Mr. Fuhrman is quick to credit the school’s teachers with nurturing a culture of both high expectations and caring for students. Teachers regularly come to him with a “tremendous amount of data,” Mr. Fuhrman said, and a genuine concern for every student’s needs is always present.
“We don’t just simply teach to the middle. We teach to every child,” Mr. Fuhrman said. “If we can’t do that on our own, we find the support that’s going to help us do that. We look for the support structures and really pursue them once we find them.”
An outdoor classroom gives kids hands-on experiences with gardening, plants, and caring for rabbits. And most recently, an $80,000 21st Century Community Learning Center Grant and a $3,500 Bonnaroo Works Fund grant provided funding for a portable Maker Lab. About 20 kids are in the lab each day after school, working with community mentors and journaling discoveries in writing. Fourth- and fifth-grade participants have assembled a Raspberry Pi computer, built circuitry, engineered a catapult, flown a drone helicopter, and experimented with a Weatherbug station now situated at the school. Like many Westwood programs, the Maker Lab offers a family component through its monthly Family Maker Saturday event.
“Any given day after school, you’ll find kids using iPad Minis to control robots,” said Mr. Fuhrman.
For Westwood special education teacher Elise Layne, the school’s success stems from student support structures that enable academic growth.
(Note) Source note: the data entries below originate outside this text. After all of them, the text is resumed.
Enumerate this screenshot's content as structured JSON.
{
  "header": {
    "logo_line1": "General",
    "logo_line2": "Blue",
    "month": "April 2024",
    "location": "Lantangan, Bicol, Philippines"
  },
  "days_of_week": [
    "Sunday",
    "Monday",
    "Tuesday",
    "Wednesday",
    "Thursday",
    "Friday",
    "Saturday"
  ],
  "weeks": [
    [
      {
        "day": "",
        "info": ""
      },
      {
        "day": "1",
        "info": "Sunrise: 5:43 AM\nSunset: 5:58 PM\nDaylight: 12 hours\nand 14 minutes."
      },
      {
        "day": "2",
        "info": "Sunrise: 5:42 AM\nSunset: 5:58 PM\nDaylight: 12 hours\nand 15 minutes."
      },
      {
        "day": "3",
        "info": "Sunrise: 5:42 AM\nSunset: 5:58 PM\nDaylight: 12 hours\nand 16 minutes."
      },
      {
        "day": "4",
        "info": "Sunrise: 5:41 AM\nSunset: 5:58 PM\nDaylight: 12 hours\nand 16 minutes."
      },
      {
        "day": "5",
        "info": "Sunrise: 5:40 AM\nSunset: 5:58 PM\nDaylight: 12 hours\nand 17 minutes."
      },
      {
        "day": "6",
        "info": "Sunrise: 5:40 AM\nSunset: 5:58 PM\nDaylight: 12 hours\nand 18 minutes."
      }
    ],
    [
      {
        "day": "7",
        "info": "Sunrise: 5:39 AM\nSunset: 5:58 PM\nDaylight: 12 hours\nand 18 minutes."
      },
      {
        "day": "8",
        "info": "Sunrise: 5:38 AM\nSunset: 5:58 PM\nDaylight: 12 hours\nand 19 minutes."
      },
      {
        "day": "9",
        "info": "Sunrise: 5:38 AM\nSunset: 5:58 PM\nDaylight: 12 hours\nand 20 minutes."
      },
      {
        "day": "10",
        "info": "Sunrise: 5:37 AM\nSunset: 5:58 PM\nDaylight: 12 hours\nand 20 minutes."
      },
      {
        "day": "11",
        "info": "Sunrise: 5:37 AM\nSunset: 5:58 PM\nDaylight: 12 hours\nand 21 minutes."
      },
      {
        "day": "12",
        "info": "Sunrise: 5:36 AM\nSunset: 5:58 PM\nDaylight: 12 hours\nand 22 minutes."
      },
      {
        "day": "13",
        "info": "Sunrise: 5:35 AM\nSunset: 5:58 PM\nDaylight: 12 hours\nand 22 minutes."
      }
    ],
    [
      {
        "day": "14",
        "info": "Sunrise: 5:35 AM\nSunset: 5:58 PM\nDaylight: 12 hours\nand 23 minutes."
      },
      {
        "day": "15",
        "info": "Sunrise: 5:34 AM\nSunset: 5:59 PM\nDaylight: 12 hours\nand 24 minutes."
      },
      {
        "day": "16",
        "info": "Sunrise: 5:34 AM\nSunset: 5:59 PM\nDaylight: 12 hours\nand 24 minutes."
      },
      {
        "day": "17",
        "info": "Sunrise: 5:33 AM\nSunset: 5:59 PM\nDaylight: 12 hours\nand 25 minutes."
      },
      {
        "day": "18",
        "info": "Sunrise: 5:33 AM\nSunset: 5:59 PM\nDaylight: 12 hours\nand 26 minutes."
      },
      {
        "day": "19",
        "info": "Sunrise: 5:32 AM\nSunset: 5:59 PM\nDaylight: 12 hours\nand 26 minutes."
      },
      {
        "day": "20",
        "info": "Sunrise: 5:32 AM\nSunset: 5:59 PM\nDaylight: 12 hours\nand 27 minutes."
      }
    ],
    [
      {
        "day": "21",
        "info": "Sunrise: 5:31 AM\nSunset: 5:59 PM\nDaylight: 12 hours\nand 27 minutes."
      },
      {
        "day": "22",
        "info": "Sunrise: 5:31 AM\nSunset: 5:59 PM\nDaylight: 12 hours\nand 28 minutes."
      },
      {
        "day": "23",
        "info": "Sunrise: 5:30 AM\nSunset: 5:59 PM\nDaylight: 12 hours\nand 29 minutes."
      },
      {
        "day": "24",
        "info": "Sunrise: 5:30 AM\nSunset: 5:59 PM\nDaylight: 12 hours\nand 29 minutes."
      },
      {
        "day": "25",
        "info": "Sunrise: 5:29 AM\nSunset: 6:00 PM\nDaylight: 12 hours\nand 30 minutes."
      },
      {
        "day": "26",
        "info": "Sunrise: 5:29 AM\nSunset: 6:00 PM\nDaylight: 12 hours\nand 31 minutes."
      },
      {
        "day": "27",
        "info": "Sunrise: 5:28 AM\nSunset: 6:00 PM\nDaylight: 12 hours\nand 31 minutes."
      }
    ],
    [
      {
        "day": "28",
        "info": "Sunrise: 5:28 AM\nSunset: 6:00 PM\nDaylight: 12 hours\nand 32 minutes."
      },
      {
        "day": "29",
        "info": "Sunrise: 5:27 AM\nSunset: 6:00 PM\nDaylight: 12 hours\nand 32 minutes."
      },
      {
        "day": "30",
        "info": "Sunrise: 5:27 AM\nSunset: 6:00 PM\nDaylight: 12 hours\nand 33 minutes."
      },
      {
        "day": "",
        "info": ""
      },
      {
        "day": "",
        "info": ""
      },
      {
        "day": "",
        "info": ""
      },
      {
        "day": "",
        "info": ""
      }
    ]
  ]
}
A community spirit brings high expectations within reach.
“The children aren’t afraid to take risks because they feel safe in the classroom,” Ms. Layne said. “I think, when you walk through our doors, you can feel it.”
Learn more in this SCORE Prize video shot at Westwood.